Items from a dataset.
== == ==
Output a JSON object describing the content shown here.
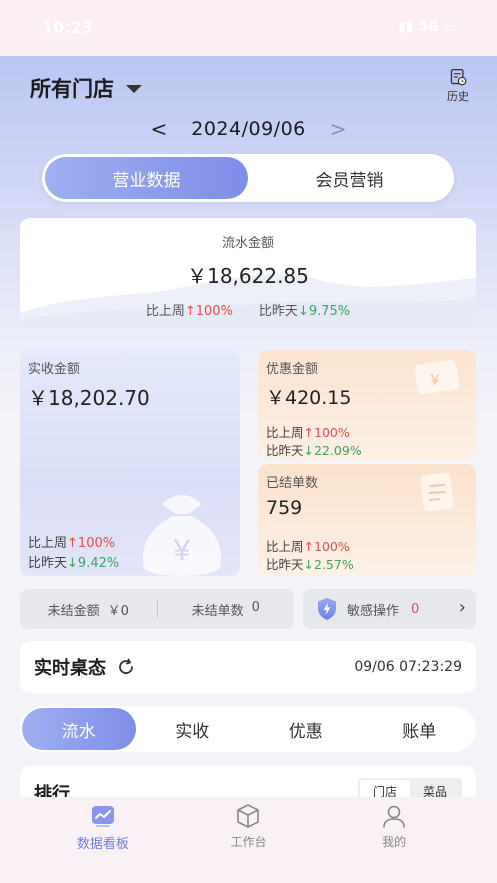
{
  "status_bar": {
    "time": "10:23",
    "network": "5G"
  },
  "header": {
    "store_title": "所有门店",
    "history_label": "历史"
  },
  "date_nav": {
    "date": "2024/09/06",
    "prev": "<",
    "next": ">"
  },
  "segment": {
    "tabs": [
      "营业数据",
      "会员营销"
    ],
    "active": 0
  },
  "flow": {
    "title": "流水金额",
    "value": "￥18,622.85",
    "week_label": "比上周",
    "week_value": "100%",
    "day_label": "比昨天",
    "day_value": "9.75%"
  },
  "paid": {
    "title": "实收金额",
    "value": "￥18,202.70",
    "week_label": "比上周",
    "week_value": "100%",
    "day_label": "比昨天",
    "day_value": "9.42%"
  },
  "discount": {
    "title": "优惠金额",
    "value": "￥420.15",
    "week_label": "比上周",
    "week_value": "100%",
    "day_label": "比昨天",
    "day_value": "22.09%"
  },
  "orders": {
    "title": "已结单数",
    "value": "759",
    "week_label": "比上周",
    "week_value": "100%",
    "day_label": "比昨天",
    "day_value": "2.57%"
  },
  "unsettled": {
    "amount_label": "未结金额",
    "amount_value": "￥0",
    "count_label": "未结单数",
    "count_value": "0"
  },
  "sensitive": {
    "label": "敏感操作",
    "count": "0"
  },
  "realtime": {
    "title": "实时桌态",
    "time": "09/06 07:23:29"
  },
  "tabs": [
    "流水",
    "实收",
    "优惠",
    "账单"
  ],
  "rank": {
    "title": "排行",
    "options": [
      "门店",
      "菜品"
    ]
  },
  "bottom_nav": [
    {
      "label": "数据看板",
      "icon": "chart-icon"
    },
    {
      "label": "工作台",
      "icon": "cube-icon"
    },
    {
      "label": "我的",
      "icon": "user-icon"
    }
  ],
  "colors": {
    "accent": "#7e8de8",
    "up": "#e4514a",
    "down": "#3ba55d"
  }
}
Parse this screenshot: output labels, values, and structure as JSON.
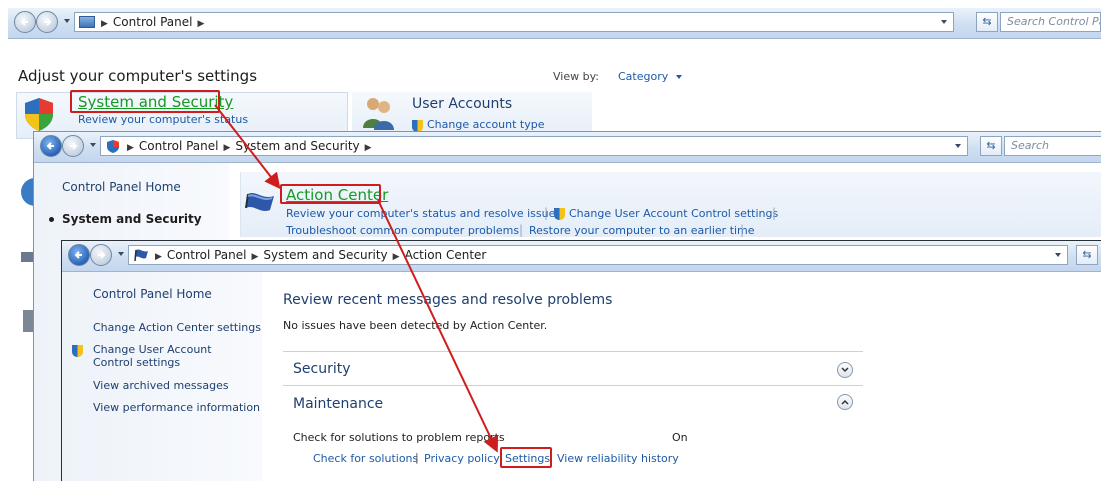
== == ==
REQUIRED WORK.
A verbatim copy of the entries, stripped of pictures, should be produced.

RESPONSE FOR THIS EXERCISE.
Output a JSON object describing the content shown here.
{
  "status_bar": {
    "time": "10:23",
    "network": "5G"
  },
  "header": {
    "store_title": "所有门店",
    "history_label": "历史"
  },
  "date_nav": {
    "date": "2024/09/06",
    "prev": "<",
    "next": ">"
  },
  "segment": {
    "tabs": [
      "营业数据",
      "会员营销"
    ],
    "active": 0
  },
  "flow": {
    "title": "流水金额",
    "value": "￥18,622.85",
    "week_label": "比上周",
    "week_value": "100%",
    "day_label": "比昨天",
    "day_value": "9.75%"
  },
  "paid": {
    "title": "实收金额",
    "value": "￥18,202.70",
    "week_label": "比上周",
    "week_value": "100%",
    "day_label": "比昨天",
    "day_value": "9.42%"
  },
  "discount": {
    "title": "优惠金额",
    "value": "￥420.15",
    "week_label": "比上周",
    "week_value": "100%",
    "day_label": "比昨天",
    "day_value": "22.09%"
  },
  "orders": {
    "title": "已结单数",
    "value": "759",
    "week_label": "比上周",
    "week_value": "100%",
    "day_label": "比昨天",
    "day_value": "2.57%"
  },
  "unsettled": {
    "amount_label": "未结金额",
    "amount_value": "￥0",
    "count_label": "未结单数",
    "count_value": "0"
  },
  "sensitive": {
    "label": "敏感操作",
    "count": "0"
  },
  "realtime": {
    "title": "实时桌态",
    "time": "09/06 07:23:29"
  },
  "tabs": [
    "流水",
    "实收",
    "优惠",
    "账单"
  ],
  "rank": {
    "title": "排行",
    "options": [
      "门店",
      "菜品"
    ]
  },
  "bottom_nav": [
    {
      "label": "数据看板",
      "icon": "chart-icon"
    },
    {
      "label": "工作台",
      "icon": "cube-icon"
    },
    {
      "label": "我的",
      "icon": "user-icon"
    }
  ],
  "colors": {
    "accent": "#7e8de8",
    "up": "#e4514a",
    "down": "#3ba55d"
  }
}
Parse this screenshot: output labels, values, and structure as JSON.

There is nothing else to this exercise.